Her job at the NFL concluded and after a brief stint at Arista Records, she moved to Los Angeles to work at The Firm, where she handed marketing and strategic partnerships for Enrique Iglesias, Dixie Chicks, Linkin Park, Michelle Branch and Kelly Clarkson.

But during a meeting with Snoop Dogg regarding his career, the summit quickly turned sideways, when the rapper, who arrived in purple fur coat, turned his back to everyone effectively wasting the time of those at the conference room table.

After banging on the table to get his attention, and again with a few choice words sprinkled throughout the conversation, Snoop finally listened to the ideas his marketing team pitched.

A few days later, Snoop’s team requested to get “that the girl from the NFL” to be his manager.

“I said to them, I'm not a manager. And quite frankly, I don't really like what he stands for because coming from the NFL, he had that whole gangster thing going,” she said.

Snoop Dogg’s ambition at the time wasn’t to become a more mainstream and crossover entertainer. Instead, he wanted to start his own youth football league.

Constance Morini-Schwartz and ESPN's Erin Andrews at the 33rd Annual Cedars-Sinai and Sports Spectacular Gala Celebration in 2018 at The Compound in Los Angeles, California (Photo by @ArnoldShoots)
Constance Morini-Schwartz and ESPN's Erin Andrews at the 33rd Annual Cedars-Sinai and Sports Spectacular Gala Celebration in 2018 at The Compound in Los Angeles, California (Photo by @ArnoldShoots)

Fifteen years after that meeting, the Snoop Youth Football is still going strong.

Strahan and Schwartz-Morini were longtime friends and when Strahan began looking for more business opportunities, she had a blunt suggestion for him.

“I would have an opinion on different things that were going on that she was working on. Strahan told USA TODAY Sports. “One day, she literally just looked at me and said, ‘Instead of just coming in here and basically running your mouth, how about you get involved and become a partner.’ And I immediately did it, without hesitation.”

The New York-based SMAC has their hands in almost every aspect of entertainment, describing itself as a branding and production company, while also delving into music and talent management.

SMAC has produced more than 30 programs for the web and television, including season two of “More than an Athlete” which can be streamed on ESPN+, ABC’s "$100,000 Pyramid," HBO’s “Cost of Winning,” Nickelodeon’s Kids Choice Sports Awards and will produce a documentary on the Bishop Sycamore scandal, which Strahan credits to having the ability to be diverse and pivot during different times period so the company wouldn’t get stuck in place or genre.

“I think she's smart enough to realize that everybody is not her, and she's also smart enough to realize that if you don't give people responsibility, you will never figure out if they can ever handle the pressure to respond in a certain way,” Strahan said. “So, that’s why I call her ‘The Boss.' She is truly a unique personality with a unique skill set that I have yet to find in anybody else: someone who creates ideas and also could execute them as well.”

Sanders teamed up Strahan earlier this summer to help Jackson State student-athletes secure name, image and likeness deals, and also gave every player and coach on staff custom made suits through Collection by Michael Strahan, sold at Men’s Wearhouse.

“The things that I am trying to do for our athletes couldn’t be done without Constance.
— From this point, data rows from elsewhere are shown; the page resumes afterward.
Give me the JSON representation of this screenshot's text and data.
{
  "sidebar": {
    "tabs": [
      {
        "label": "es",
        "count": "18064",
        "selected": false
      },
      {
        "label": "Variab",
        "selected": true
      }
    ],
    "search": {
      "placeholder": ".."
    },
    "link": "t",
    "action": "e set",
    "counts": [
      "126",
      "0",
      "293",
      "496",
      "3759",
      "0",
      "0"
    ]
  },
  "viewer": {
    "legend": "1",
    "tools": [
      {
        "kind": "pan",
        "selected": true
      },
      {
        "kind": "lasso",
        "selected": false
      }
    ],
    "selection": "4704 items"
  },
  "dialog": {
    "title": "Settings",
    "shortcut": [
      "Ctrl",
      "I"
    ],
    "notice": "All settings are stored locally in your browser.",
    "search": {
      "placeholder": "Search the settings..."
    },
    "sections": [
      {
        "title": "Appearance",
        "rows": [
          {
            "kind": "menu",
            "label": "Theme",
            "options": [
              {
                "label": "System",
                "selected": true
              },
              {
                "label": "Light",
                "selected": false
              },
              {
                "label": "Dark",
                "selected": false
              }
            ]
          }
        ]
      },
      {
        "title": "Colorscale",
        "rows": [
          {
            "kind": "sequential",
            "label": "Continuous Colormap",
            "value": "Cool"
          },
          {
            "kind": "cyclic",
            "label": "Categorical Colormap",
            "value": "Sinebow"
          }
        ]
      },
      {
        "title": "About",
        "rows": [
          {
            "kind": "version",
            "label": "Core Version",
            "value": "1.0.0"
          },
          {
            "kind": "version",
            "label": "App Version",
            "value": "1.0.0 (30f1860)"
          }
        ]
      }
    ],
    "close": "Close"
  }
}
There is no way,” Sanders said. “Giving me the structure, the resources, the professionalism and many things she brings to the table is unbelievable.”

Schwartz-Morini certainly isn’t thinking about retirement at age 52, but says a step back from the company is in the works, to include possibly letting someone else handle a lot of the day-to-day operations so she can focus more on the big picture and future of the company.

In the meantime, the meetings, the answering of emails, phone calls, and the continued guidance of diverse careers will have to do.

“I am the same girl from the Y-O who has been hustling like she's broke, who’s making a difference and leveling the playing field for my clients, my business partners, and helping them achieve their dreams,” she said.

This article originally appeared on USA TODAY: Snoop Dogg, Michael Strahan among stars helped by super-marketer